Although the album is, in places, deeply mournful it's a sort of gothic mournfulness that mostly talks about hope. Especially this track.
McFly - 'One For The Radio'
I'll admit I'm a sucker for sticking it to the man. Where 'the man' is generally embodied by 'NME readers', and really, there aren't many people who stick it to them harder than McFly: still hated, still rejected by the sectors of the music press who think that music with guitars in is such srs bsns that you should never, ever make it look fun and certainly never have it liked by ~wimmins omg they only luv hair and you know what? Still there. Which feels a damn sight more defiant and punky than the View throwing a plaice around.

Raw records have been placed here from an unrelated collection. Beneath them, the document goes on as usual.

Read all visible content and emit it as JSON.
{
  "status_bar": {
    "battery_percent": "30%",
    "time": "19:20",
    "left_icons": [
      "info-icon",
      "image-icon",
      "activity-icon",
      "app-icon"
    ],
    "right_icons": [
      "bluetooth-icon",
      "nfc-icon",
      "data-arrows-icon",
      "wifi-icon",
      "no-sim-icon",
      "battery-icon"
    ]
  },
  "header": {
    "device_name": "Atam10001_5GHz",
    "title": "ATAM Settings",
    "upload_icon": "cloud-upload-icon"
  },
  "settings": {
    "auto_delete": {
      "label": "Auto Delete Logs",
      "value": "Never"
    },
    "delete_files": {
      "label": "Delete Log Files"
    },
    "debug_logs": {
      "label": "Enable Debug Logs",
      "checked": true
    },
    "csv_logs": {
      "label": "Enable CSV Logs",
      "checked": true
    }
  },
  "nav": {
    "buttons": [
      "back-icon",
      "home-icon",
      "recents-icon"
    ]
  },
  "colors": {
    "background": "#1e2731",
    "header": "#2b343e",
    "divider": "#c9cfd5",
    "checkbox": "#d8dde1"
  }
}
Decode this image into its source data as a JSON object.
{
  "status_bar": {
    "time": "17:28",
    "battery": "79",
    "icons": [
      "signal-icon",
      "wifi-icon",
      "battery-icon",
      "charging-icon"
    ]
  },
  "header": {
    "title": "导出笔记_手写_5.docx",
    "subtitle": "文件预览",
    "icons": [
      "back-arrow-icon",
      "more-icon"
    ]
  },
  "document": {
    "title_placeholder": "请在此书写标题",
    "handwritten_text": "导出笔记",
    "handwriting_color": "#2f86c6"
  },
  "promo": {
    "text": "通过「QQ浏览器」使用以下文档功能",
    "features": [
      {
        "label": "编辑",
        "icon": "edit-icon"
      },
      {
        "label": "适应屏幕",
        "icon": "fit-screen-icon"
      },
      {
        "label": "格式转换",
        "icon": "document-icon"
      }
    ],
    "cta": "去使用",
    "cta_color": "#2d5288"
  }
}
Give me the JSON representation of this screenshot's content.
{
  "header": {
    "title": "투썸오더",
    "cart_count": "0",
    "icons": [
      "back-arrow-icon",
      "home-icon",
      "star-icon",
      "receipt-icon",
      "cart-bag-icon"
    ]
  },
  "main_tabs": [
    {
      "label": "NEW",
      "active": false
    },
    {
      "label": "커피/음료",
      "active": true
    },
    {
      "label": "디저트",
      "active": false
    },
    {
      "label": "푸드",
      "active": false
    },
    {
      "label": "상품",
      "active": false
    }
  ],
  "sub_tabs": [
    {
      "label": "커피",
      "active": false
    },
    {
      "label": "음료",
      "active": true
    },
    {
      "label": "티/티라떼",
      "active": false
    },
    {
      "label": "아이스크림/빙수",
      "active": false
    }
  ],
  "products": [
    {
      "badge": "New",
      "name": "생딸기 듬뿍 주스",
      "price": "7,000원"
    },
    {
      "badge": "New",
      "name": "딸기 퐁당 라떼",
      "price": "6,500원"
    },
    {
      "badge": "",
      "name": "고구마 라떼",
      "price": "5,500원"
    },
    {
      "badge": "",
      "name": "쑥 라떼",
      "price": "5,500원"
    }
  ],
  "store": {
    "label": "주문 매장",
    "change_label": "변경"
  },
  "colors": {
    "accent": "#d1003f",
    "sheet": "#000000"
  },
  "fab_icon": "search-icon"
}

This is their overt 'song for the hataz' and it made me respect Tom Fletcher more than I ever thought I could. All too often, it seems the band just take the criticism and swallow and say "never mind, we have fans" but then "we all look the same in the dark" and well, detractors to the left.
This isn't only an awesome middle-fingers-in-the-air anthem for anyone who's ever had it ripped out of them for their music taste, though, it's also a damned good song and a blissfully wonderful bit of instrumentation, from the opening guitars-as-car-alarms to the histrionic classic rock of the middle eight and Harry really seeming to come into himself as a drummer.
So yes: we don't care and it's a damned fun kind of apathy.
H "two" O ft. Platnum - 'What's It Gonna Be?'
This just about managed to skive its way out of my last year's lists by being released very early into 2008 but what's important to remember is that this is the most joyful, uncontrollable headfirst crush song to be number one this year, the video is absolutely amazing and the bit that goes "youreyes yourthighs yourlips makemethinkofthingsiwannadooo" makes my heart explode.
And I don't care if you think this is music for kids on the bus, kids on the bus are still excited by sound, still willing to unashamedly appreciate music without the self-consciousness of worrying if anyone will think its uncool. This is tough, melodic and above all completely and totally gleeful. I'm sour enough at most times but there's something about bassline as a genre and this song in particular that shows that a lack of pandering to indie snobs does not in any way reduce one's songwriting ability.
Oh and really, the video is amazing (but perhaps a smidge pervy for younger ChartBlog readers).
This Will Destroy You - 'A Three-Legged Workhorse'
And now for something completely different. Where 'What's It Gonna Be' is a two and a half minute explosion, this is a nine and a half minute ascent. Beautiful, captivating, epic and sparse, this sets the tone for This Will Destroy You's self-titled album perfectly, from the first few minutes of feverish strings brushing against each other to the final, redemptive build. A song that even at close to ten minutes, never feels too long or as though any sound is made unnecessarily.
In fact, it feels minimalist, beats and tones used sparingly to create a beautiful pencil sketch, rather than a weighty oil painting and the deep sadness (or perhaps awe, an emotion post-rock tends to deal with more than other genres; those moments for which you have no words) of the strings in particular, underneath the clicking beats (like cogs whirring) is exquisite. A stunning composition and utterly beautiful pop song.